Today’s threats against healthcare institutions are becoming more in-depth and more damaging than ever, forcing IT’s hand to develop (and invest in) a more robust security strategy. As a result, the global healthcare cybersecurity market is expected to reach nearly $11 billion by the turn of the decade.
There are a number of different reasons why the market, which was valued at $5.5 billion in 2014, is poised for substantial growth through 2020. Some of the more impactful factors fueling growth include:
Let’s take a closer look at each of these points.
In 2015, more than 113 million medical records were breached. To put this in perspective, if each case were a single individual, about a third of America’s population would have fallen victim. Further, as recently as this summer, we’ve seen a single cybercriminal advertise more than 600,000 healthcare patient records for sale on the dark web. The records included the victims’ full names, social security numbers, birthdates, and more, which could be used for fraudulent activities.

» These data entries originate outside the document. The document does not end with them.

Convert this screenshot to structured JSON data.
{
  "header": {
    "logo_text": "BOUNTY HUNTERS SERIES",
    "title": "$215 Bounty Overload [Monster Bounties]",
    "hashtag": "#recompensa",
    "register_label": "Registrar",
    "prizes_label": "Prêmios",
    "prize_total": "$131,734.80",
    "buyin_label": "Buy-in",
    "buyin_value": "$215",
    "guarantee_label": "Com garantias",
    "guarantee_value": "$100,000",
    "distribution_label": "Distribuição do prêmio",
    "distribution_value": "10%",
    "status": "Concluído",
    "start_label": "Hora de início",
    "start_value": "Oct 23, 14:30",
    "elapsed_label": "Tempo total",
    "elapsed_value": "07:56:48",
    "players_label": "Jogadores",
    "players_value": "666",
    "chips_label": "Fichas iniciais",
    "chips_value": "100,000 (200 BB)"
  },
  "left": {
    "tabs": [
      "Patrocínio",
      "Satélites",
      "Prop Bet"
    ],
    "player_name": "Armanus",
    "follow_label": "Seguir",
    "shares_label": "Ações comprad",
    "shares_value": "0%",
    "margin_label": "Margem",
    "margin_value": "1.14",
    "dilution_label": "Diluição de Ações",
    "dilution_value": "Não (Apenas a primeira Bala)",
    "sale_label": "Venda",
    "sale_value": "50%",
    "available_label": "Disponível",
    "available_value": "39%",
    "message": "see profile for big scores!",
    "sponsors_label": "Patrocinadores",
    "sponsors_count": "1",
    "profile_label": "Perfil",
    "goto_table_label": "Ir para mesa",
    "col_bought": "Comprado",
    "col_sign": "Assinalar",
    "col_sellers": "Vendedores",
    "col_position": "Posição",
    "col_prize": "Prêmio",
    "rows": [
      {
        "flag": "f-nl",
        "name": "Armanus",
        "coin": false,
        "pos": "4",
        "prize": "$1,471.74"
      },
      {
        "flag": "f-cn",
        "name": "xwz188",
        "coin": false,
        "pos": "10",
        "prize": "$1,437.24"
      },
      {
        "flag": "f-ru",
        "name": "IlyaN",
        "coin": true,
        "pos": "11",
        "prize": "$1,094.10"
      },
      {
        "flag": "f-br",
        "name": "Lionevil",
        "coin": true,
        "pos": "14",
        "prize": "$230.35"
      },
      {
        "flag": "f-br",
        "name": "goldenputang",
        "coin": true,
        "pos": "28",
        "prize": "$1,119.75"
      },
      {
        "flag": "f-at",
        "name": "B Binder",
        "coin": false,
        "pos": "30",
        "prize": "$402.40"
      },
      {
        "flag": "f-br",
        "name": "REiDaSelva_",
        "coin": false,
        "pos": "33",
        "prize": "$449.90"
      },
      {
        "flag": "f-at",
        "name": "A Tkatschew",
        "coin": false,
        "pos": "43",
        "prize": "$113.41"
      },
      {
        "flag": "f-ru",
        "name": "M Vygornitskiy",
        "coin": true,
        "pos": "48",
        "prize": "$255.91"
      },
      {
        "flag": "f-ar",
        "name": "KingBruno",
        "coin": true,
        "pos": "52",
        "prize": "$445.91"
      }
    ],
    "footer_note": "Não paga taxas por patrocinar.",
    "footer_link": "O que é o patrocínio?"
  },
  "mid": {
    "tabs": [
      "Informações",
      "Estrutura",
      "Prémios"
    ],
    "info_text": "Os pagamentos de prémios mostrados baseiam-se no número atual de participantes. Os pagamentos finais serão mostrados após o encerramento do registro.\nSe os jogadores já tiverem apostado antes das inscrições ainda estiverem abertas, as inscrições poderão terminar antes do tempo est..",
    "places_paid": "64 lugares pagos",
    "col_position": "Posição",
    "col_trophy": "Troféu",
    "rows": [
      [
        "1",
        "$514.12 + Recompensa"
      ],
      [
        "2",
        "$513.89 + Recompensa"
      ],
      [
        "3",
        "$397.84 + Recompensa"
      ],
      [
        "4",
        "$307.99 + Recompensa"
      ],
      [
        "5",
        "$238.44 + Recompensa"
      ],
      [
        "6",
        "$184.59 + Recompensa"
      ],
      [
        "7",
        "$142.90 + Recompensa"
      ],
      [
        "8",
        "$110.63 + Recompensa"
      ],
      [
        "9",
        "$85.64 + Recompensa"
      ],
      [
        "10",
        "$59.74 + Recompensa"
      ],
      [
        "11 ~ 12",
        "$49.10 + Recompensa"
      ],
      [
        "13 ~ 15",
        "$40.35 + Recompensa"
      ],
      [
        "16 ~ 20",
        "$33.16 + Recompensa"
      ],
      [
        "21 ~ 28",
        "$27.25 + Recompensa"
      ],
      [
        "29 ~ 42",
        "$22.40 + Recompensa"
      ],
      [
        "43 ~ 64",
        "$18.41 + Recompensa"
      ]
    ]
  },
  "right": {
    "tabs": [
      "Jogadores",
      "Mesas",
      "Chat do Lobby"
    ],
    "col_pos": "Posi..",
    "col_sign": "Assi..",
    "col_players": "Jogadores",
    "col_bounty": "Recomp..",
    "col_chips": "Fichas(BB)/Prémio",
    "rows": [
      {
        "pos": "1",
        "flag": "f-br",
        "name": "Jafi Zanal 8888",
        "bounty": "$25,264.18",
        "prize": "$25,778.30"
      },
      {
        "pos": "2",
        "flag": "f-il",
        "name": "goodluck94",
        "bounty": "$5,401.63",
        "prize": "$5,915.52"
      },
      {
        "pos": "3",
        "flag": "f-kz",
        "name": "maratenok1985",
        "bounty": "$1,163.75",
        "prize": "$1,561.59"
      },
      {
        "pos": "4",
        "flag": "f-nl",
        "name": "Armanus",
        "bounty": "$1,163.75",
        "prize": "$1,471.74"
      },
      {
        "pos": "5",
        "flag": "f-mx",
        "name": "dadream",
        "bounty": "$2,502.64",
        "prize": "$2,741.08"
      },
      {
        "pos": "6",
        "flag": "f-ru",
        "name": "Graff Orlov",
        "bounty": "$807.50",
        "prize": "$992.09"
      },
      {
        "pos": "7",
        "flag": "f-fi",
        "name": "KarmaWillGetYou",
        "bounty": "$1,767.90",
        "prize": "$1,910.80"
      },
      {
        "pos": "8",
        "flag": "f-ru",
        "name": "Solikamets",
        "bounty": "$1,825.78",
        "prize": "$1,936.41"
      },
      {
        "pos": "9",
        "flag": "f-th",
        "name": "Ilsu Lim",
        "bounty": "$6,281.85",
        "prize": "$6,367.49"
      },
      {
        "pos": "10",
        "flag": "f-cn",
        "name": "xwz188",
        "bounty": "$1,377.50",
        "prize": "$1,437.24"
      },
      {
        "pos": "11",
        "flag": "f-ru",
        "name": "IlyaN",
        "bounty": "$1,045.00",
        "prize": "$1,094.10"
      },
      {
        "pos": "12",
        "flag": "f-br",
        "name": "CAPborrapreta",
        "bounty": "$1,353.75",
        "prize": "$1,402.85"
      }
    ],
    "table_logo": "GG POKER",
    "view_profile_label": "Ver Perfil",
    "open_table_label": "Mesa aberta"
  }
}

Cybercriminals understand that many hospitals, doctors, and insurers are simply not prepared to counter today’s sheer volume and sophistication of attacks, such as MEDJACK, social engineering, and ransomware. As more healthcare institutions move their data online to provide more efficient and effective patient care, cybercriminals will likely continue to eye the industry as their number one target. For many healthcare organizations, it’s not if they’ll be hacked, but rather when.
Each time a digital advancement is made within the healthcare industry, there’s a new opportunity for cybercriminals to sneak their way in. Today’s organizations are faced with a number of threats as the attack surface is widened with new technological innovations designed to streamline care. Utilizing cloud services for data storage, employees connecting to unsecure networks while on the go, the bring your own device (BYOD) phenomenon, and devices with sensitive data that can be physically stolen (such as laptops and tablets) are just a few of the now-common digital practices that have made healthcare more vulnerable.

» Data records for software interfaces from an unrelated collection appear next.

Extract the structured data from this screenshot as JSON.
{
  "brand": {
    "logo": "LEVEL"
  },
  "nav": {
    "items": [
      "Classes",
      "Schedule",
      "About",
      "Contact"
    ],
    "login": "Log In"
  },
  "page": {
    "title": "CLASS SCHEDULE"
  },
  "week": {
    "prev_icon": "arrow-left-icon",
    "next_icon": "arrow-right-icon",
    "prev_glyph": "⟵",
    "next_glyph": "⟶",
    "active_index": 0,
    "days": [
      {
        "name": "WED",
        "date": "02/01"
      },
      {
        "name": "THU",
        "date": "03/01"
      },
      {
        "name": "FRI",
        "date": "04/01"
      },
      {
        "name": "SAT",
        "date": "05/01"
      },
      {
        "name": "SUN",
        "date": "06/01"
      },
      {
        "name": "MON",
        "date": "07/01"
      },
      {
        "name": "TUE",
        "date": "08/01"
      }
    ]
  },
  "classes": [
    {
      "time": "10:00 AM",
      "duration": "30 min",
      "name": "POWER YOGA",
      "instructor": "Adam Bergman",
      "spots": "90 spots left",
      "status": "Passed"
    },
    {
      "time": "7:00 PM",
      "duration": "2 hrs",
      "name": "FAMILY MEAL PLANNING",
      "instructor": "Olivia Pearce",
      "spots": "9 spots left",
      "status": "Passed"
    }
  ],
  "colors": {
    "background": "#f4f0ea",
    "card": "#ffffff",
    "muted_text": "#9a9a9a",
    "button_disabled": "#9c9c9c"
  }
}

In addition, the expanded adoption of the Internet of Medical Things (IoMT) throughout the industry adds yet another complication to the security puzzle. Connected devices, ranging from insulin pumps to wireless pacemakers to infusion devices, are forcing healthcare institutions to invest in technology (like internal segmentation firewalls) that can protect and “containerize” these devices from inside the network. Instituting connected devices such as these without multi-layered security measures in place can literally have fatal consequences.
The fact that healthcare institutions are some of the most frequently targeted organizations across all industries should come as no surprise, as healthcare data is some of the most valuable to those looking to make a profit on the dark web. Stolen credit cards on the dark web may go for a dollar, two, or three. Social security numbers on their own may go for somewhere around $15. However, complete health care records are gold mines, reportedly going for as much as $60 each.

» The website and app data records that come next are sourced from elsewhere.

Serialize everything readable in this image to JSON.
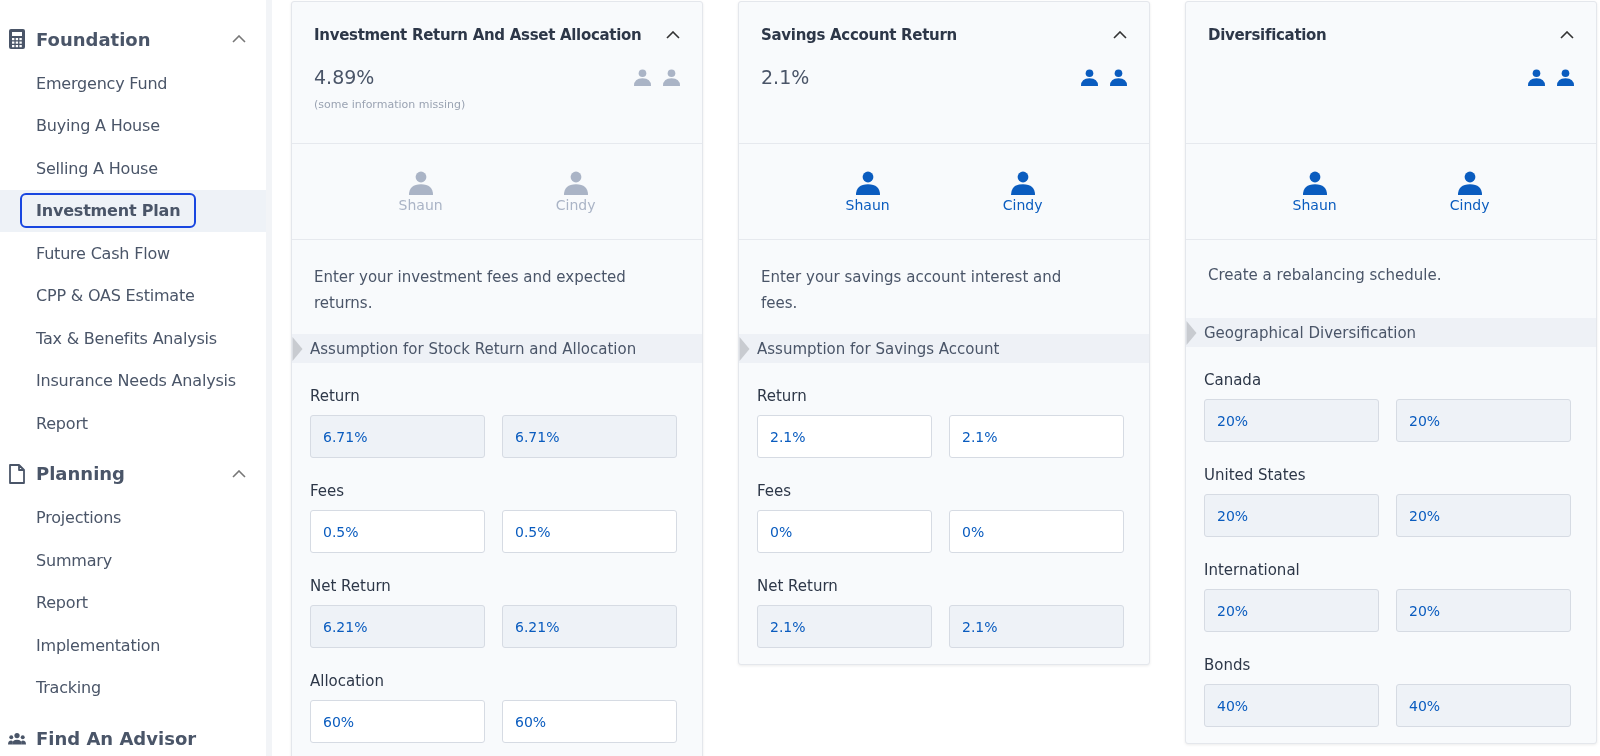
{
  "sidebar": {
    "sections": [
      {
        "kind": "calculator",
        "label": "Foundation",
        "expanded": true,
        "items": [
          {
            "label": "Emergency Fund",
            "selected": false,
            "annotated": false
          },
          {
            "label": "Buying A House",
            "selected": false,
            "annotated": false
          },
          {
            "label": "Selling A House",
            "selected": false,
            "annotated": false
          },
          {
            "label": "Investment Plan",
            "selected": true,
            "annotated": true
          },
          {
            "label": "Future Cash Flow",
            "selected": false,
            "annotated": false
          },
          {
            "label": "CPP & OAS Estimate",
            "selected": false,
            "annotated": false
          },
          {
            "label": "Tax & Benefits Analysis",
            "selected": false,
            "annotated": false
          },
          {
            "label": "Insurance Needs Analysis",
            "selected": false,
            "annotated": false
          },
          {
            "label": "Report",
            "selected": false,
            "annotated": false
          }
        ]
      },
      {
        "kind": "document",
        "label": "Planning",
        "expanded": true,
        "items": [
          {
            "label": "Projections",
            "selected": false,
            "annotated": false
          },
          {
            "label": "Summary",
            "selected": false,
            "annotated": false
          },
          {
            "label": "Report",
            "selected": false,
            "annotated": false
          },
          {
            "label": "Implementation",
            "selected": false,
            "annotated": false
          },
          {
            "label": "Tracking",
            "selected": false,
            "annotated": false
          }
        ]
      },
      {
        "kind": "people",
        "label": "Find An Advisor",
        "expanded": false
      }
    ]
  },
  "cards": [
    {
      "title": "Investment Return And Asset Allocation",
      "expanded": true,
      "value": "4.89%",
      "note": "(some information missing)",
      "people": [
        {
          "name": "Shaun",
          "active": false
        },
        {
          "name": "Cindy",
          "active": false
        }
      ],
      "description": "Enter your investment fees and expected returns.",
      "section": "Assumption for Stock Return and Allocation",
      "rows": [
        {
          "label": "Return",
          "fields": [
            {
              "value": "6.71%",
              "editable": false
            },
            {
              "value": "6.71%",
              "editable": false
            }
          ]
        },
        {
          "label": "Fees",
          "fields": [
            {
              "value": "0.5%",
              "editable": true
            },
            {
              "value": "0.5%",
              "editable": true
            }
          ]
        },
        {
          "label": "Net Return",
          "fields": [
            {
              "value": "6.21%",
              "editable": false
            },
            {
              "value": "6.21%",
              "editable": false
            }
          ]
        },
        {
          "label": "Allocation",
          "fields": [
            {
              "value": "60%",
              "editable": true
            },
            {
              "value": "60%",
              "editable": true
            }
          ]
        }
      ]
    },
    {
      "title": "Savings Account Return",
      "expanded": true,
      "value": "2.1%",
      "people": [
        {
          "name": "Shaun",
          "active": true
        },
        {
          "name": "Cindy",
          "active": true
        }
      ],
      "description": "Enter your savings account interest and fees.",
      "section": "Assumption for Savings Account",
      "rows": [
        {
          "label": "Return",
          "fields": [
            {
              "value": "2.1%",
              "editable": true
            },
            {
              "value": "2.1%",
              "editable": true
            }
          ]
        },
        {
          "label": "Fees",
          "fields": [
            {
              "value": "0%",
              "editable": true
            },
            {
              "value": "0%",
              "editable": true
            }
          ]
        },
        {
          "label": "Net Return",
          "fields": [
            {
              "value": "2.1%",
              "editable": false
            },
            {
              "value": "2.1%",
              "editable": false
            }
          ]
        }
      ]
    },
    {
      "title": "Diversification",
      "expanded": true,
      "people": [
        {
          "name": "Shaun",
          "active": true
        },
        {
          "name": "Cindy",
          "active": true
        }
      ],
      "description": "Create a rebalancing schedule.",
      "section": "Geographical Diversification",
      "rows": [
        {
          "label": "Canada",
          "fields": [
            {
              "value": "20%",
              "editable": false
            },
            {
              "value": "20%",
              "editable": false
            }
          ]
        },
        {
          "label": "United States",
          "fields": [
            {
              "value": "20%",
              "editable": false
            },
            {
              "value": "20%",
              "editable": false
            }
          ]
        },
        {
          "label": "International",
          "fields": [
            {
              "value": "20%",
              "editable": false
            },
            {
              "value": "20%",
              "editable": false
            }
          ]
        },
        {
          "label": "Bonds",
          "fields": [
            {
              "value": "40%",
              "editable": false
            },
            {
              "value": "40%",
              "editable": false
            }
          ]
        }
      ]
    }
  ]
}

While stolen credit card information can be quickly remedied via cancellation, healthcare records’ have boundless shelf lives. If put in the wrong hands, the information from healthcare records can be fraudulently used to obtain and pay for treatments, prescriptions, or even costly surgeries. The bottom line is, healthcare institutions are being forced to invest in data security solutions so they can protect themselves and their patients and employees against the wave of cybercriminals that are digging for dark web gold.
Whether intentional or not, attacks by cybercriminals always cause disruption and impose financial hardships. In fact, the average cost of a data breach on healthcare organizations has climbed from $3.79 million to $4 million in just 2016 alone. And after a breach, organizations typically look to hire additional security personnel, need provide on-going credit monitoring for affected patients, implement employee training around threat awareness, and develop a business continuity strategy and implement new security systems, all of which when combined can represent a pretty penny when it comes to both capital expenses and ongoing operating costs.
Additionally, HIPAA fines can be levied on organizations that allow such the breach to occur, not to mention class action lawsuits and attorney fees. However, all of this pales in comparison to the detrimental effects of losing a patient as a result of a breach.
While this list doesn’t represent all of the reasons why the healthcare security market is booming, we believe these are some of the most impactful elements.
Let’s get a conversation going on Twitter! What do you think are some of the reasons healthcare organizations are turning to more robust network security solutions?